RECORDED INFORMATION.
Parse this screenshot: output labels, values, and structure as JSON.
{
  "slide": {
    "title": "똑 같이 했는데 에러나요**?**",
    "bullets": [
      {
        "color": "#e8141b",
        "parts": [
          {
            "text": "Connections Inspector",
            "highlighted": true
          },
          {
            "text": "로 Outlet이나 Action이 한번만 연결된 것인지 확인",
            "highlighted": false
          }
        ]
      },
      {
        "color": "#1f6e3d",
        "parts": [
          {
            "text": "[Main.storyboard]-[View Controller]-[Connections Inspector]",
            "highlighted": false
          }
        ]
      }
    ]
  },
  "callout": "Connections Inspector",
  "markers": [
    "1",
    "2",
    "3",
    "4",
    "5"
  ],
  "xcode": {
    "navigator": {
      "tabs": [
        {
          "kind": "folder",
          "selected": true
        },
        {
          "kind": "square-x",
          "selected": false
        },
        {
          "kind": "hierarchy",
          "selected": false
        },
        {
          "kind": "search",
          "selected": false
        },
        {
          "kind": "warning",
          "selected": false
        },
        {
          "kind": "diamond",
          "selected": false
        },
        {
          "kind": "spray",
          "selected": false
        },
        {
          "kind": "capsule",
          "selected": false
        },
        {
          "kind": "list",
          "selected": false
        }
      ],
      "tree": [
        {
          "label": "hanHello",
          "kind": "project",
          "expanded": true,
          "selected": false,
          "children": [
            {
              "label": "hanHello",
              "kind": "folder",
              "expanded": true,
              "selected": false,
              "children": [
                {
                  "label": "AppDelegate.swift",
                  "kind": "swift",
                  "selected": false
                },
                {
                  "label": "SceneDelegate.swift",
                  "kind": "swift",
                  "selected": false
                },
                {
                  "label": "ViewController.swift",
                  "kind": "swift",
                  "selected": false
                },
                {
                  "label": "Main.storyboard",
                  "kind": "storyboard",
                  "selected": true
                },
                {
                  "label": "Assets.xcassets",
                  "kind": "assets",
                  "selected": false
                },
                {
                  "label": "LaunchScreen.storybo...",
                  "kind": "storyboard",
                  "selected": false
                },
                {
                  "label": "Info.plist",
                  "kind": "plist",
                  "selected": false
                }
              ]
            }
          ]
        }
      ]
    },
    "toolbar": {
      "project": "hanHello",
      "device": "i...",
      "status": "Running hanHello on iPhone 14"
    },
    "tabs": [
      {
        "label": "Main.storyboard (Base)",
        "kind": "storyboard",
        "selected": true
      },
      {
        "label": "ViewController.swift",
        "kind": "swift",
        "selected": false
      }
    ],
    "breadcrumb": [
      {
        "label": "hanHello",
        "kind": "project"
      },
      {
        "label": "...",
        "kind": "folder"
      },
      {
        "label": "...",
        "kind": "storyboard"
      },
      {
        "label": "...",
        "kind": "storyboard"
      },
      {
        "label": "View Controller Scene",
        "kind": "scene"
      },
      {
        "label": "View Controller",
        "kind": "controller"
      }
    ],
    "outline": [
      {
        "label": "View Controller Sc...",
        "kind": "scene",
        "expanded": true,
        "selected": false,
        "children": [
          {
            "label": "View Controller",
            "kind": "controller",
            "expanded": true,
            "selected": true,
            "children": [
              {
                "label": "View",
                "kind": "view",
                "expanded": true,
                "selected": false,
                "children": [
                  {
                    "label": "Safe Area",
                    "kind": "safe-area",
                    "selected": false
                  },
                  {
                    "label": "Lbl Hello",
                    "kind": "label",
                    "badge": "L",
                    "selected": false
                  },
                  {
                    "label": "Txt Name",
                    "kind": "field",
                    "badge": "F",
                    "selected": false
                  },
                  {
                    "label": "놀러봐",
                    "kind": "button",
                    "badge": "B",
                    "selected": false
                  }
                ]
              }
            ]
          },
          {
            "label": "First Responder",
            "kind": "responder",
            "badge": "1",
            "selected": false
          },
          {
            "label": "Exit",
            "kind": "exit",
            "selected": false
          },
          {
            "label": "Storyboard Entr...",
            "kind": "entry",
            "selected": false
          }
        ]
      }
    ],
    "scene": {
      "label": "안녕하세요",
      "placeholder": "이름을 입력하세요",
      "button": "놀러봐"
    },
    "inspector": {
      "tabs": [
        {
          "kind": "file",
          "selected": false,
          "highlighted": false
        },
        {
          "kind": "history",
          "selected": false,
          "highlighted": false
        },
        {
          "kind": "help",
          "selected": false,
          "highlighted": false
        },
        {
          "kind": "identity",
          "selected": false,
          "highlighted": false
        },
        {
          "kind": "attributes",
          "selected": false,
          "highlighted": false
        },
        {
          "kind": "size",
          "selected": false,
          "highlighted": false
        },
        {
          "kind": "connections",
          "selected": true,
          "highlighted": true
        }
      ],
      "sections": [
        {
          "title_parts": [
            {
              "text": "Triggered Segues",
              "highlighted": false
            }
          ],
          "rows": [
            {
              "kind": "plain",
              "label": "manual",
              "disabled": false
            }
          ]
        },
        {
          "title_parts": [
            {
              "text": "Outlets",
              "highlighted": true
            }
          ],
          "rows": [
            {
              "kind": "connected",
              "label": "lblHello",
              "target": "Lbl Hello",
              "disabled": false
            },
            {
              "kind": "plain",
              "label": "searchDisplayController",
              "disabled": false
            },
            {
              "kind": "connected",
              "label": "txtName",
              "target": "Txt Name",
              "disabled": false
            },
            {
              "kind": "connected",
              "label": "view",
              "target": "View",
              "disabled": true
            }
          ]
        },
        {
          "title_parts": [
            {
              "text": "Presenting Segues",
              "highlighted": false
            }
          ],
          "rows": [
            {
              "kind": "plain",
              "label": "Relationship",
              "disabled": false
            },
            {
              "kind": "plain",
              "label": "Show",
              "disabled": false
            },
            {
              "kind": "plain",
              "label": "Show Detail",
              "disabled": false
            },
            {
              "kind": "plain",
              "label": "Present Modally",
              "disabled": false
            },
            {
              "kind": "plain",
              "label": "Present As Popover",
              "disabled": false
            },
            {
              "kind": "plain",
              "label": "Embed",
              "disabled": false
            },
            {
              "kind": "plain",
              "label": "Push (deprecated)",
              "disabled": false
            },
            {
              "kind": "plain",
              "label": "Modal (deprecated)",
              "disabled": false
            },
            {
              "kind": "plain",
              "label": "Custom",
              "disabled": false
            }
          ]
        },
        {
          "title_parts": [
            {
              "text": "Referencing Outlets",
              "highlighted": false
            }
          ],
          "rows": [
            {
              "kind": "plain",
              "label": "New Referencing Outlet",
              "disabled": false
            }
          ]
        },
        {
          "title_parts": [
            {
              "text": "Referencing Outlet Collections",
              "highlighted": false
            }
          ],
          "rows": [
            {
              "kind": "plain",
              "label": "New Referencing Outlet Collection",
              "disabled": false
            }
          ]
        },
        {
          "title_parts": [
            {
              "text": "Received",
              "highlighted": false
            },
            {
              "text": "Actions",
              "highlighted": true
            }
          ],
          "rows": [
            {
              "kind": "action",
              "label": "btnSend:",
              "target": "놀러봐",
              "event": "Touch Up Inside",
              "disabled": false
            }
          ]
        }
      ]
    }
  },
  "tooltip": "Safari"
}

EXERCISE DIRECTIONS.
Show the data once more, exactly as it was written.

EXPECTED ANSWER.
Parse this screenshot: output labels, values, and structure as JSON.
{
  "slide": {
    "title": "똑 같이 했는데 에러나요**?**",
    "bullets": [
      {
        "color": "#e8141b",
        "parts": [
          {
            "text": "Connections Inspector",
            "highlighted": true
          },
          {
            "text": "로 Outlet이나 Action이 한번만 연결된 것인지 확인",
            "highlighted": false
          }
        ]
      },
      {
        "color": "#1f6e3d",
        "parts": [
          {
            "text": "[Main.storyboard]-[View Controller]-[Connections Inspector]",
            "highlighted": false
          }
        ]
      }
    ]
  },
  "callout": "Connections Inspector",
  "markers": [
    "1",
    "2",
    "3",
    "4",
    "5"
  ],
  "xcode": {
    "navigator": {
      "tabs": [
        {
          "kind": "folder",
          "selected": true
        },
        {
          "kind": "square-x",
          "selected": false
        },
        {
          "kind": "hierarchy",
          "selected": false
        },
        {
          "kind": "search",
          "selected": false
        },
        {
          "kind": "warning",
          "selected": false
        },
        {
          "kind": "diamond",
          "selected": false
        },
        {
          "kind": "spray",
          "selected": false
        },
        {
          "kind": "capsule",
          "selected": false
        },
        {
          "kind": "list",
          "selected": false
        }
      ],
      "tree": [
        {
          "label": "hanHello",
          "kind": "project",
          "expanded": true,
          "selected": false,
          "children": [
            {
              "label": "hanHello",
              "kind": "folder",
              "expanded": true,
              "selected": false,
              "children": [
                {
                  "label": "AppDelegate.swift",
                  "kind": "swift",
                  "selected": false
                },
                {
                  "label": "SceneDelegate.swift",
                  "kind": "swift",
                  "selected": false
                },
                {
                  "label": "ViewController.swift",
                  "kind": "swift",
                  "selected": false
                },
                {
                  "label": "Main.storyboard",
                  "kind": "storyboard",
                  "selected": true
                },
                {
                  "label": "Assets.xcassets",
                  "kind": "assets",
                  "selected": false
                },
                {
                  "label": "LaunchScreen.storybo...",
                  "kind": "storyboard",
                  "selected": false
                },
                {
                  "label": "Info.plist",
                  "kind": "plist",
                  "selected": false
                }
              ]
            }
          ]
        }
      ]
    },
    "toolbar": {
      "project": "hanHello",
      "device": "i...",
      "status": "Running hanHello on iPhone 14"
    },
    "tabs": [
      {
        "label": "Main.storyboard (Base)",
        "kind": "storyboard",
        "selected": true
      },
      {
        "label": "ViewController.swift",
        "kind": "swift",
        "selected": false
      }
    ],
    "breadcrumb": [
      {
        "label": "hanHello",
        "kind": "project"
      },
      {
        "label": "...",
        "kind": "folder"
      },
      {
        "label": "...",
        "kind": "storyboard"
      },
      {
        "label": "...",
        "kind": "storyboard"
      },
      {
        "label": "View Controller Scene",
        "kind": "scene"
      },
      {
        "label": "View Controller",
        "kind": "controller"
      }
    ],
    "outline": [
      {
        "label": "View Controller Sc...",
        "kind": "scene",
        "expanded": true,
        "selected": false,
        "children": [
          {
            "label": "View Controller",
            "kind": "controller",
            "expanded": true,
            "selected": true,
            "children": [
              {
                "label": "View",
                "kind": "view",
                "expanded": true,
                "selected": false,
                "children": [
                  {
                    "label": "Safe Area",
                    "kind": "safe-area",
                    "selected": false
                  },
                  {
                    "label": "Lbl Hello",
                    "kind": "label",
                    "badge": "L",
                    "selected": false
                  },
                  {
                    "label": "Txt Name",
                    "kind": "field",
                    "badge": "F",
                    "selected": false
                  },
                  {
                    "label": "놀러봐",
                    "kind": "button",
                    "badge": "B",
                    "selected": false
                  }
                ]
              }
            ]
          },
          {
            "label": "First Responder",
            "kind": "responder",
            "badge": "1",
            "selected": false
          },
          {
            "label": "Exit",
            "kind": "exit",
            "selected": false
          },
          {
            "label": "Storyboard Entr...",
            "kind": "entry",
            "selected": false
          }
        ]
      }
    ],
    "scene": {
      "label": "안녕하세요",
      "placeholder": "이름을 입력하세요",
      "button": "놀러봐"
    },
    "inspector": {
      "tabs": [
        {
          "kind": "file",
          "selected": false,
          "highlighted": false
        },
        {
          "kind": "history",
          "selected": false,
          "highlighted": false
        },
        {
          "kind": "help",
          "selected": false,
          "highlighted": false
        },
        {
          "kind": "identity",
          "selected": false,
          "highlighted": false
        },
        {
          "kind": "attributes",
          "selected": false,
          "highlighted": false
        },
        {
          "kind": "size",
          "selected": false,
          "highlighted": false
        },
        {
          "kind": "connections",
          "selected": true,
          "highlighted": true
        }
      ],
      "sections": [
        {
          "title_parts": [
            {
              "text": "Triggered Segues",
              "highlighted": false
            }
          ],
          "rows": [
            {
              "kind": "plain",
              "label": "manual",
              "disabled": false
            }
          ]
        },
        {
          "title_parts": [
            {
              "text": "Outlets",
              "highlighted": true
            }
          ],
          "rows": [
            {
              "kind": "connected",
              "label": "lblHello",
              "target": "Lbl Hello",
              "disabled": false
            },
            {
              "kind": "plain",
              "label": "searchDisplayController",
              "disabled": false
            },
            {
              "kind": "connected",
              "label": "txtName",
              "target": "Txt Name",
              "disabled": false
            },
            {
              "kind": "connected",
              "label": "view",
              "target": "View",
              "disabled": true
            }
          ]
        },
        {
          "title_parts": [
            {
              "text": "Presenting Segues",
              "highlighted": false
            }
          ],
          "rows": [
            {
              "kind": "plain",
              "label": "Relationship",
              "disabled": false
            },
            {
              "kind": "plain",
              "label": "Show",
              "disabled": false
            },
            {
              "kind": "plain",
              "label": "Show Detail",
              "disabled": false
            },
            {
              "kind": "plain",
              "label": "Present Modally",
              "disabled": false
            },
            {
              "kind": "plain",
              "label": "Present As Popover",
              "disabled": false
            },
            {
              "kind": "plain",
              "label": "Embed",
              "disabled": false
            },
            {
              "kind": "plain",
              "label": "Push (deprecated)",
              "disabled": false
            },
            {
              "kind": "plain",
              "label": "Modal (deprecated)",
              "disabled": false
            },
            {
              "kind": "plain",
              "label": "Custom",
              "disabled": false
            }
          ]
        },
        {
          "title_parts": [
            {
              "text": "Referencing Outlets",
              "highlighted": false
            }
          ],
          "rows": [
            {
              "kind": "plain",
              "label": "New Referencing Outlet",
              "disabled": false
            }
          ]
        },
        {
          "title_parts": [
            {
              "text": "Referencing Outlet Collections",
              "highlighted": false
            }
          ],
          "rows": [
            {
              "kind": "plain",
              "label": "New Referencing Outlet Collection",
              "disabled": false
            }
          ]
        },
        {
          "title_parts": [
            {
              "text": "Received",
              "highlighted": false
            },
            {
              "text": "Actions",
              "highlighted": true
            }
          ],
          "rows": [
            {
              "kind": "action",
              "label": "btnSend:",
              "target": "놀러봐",
              "event": "Touch Up Inside",
              "disabled": false
            }
          ]
        }
      ]
    }
  },
  "tooltip": "Safari"
}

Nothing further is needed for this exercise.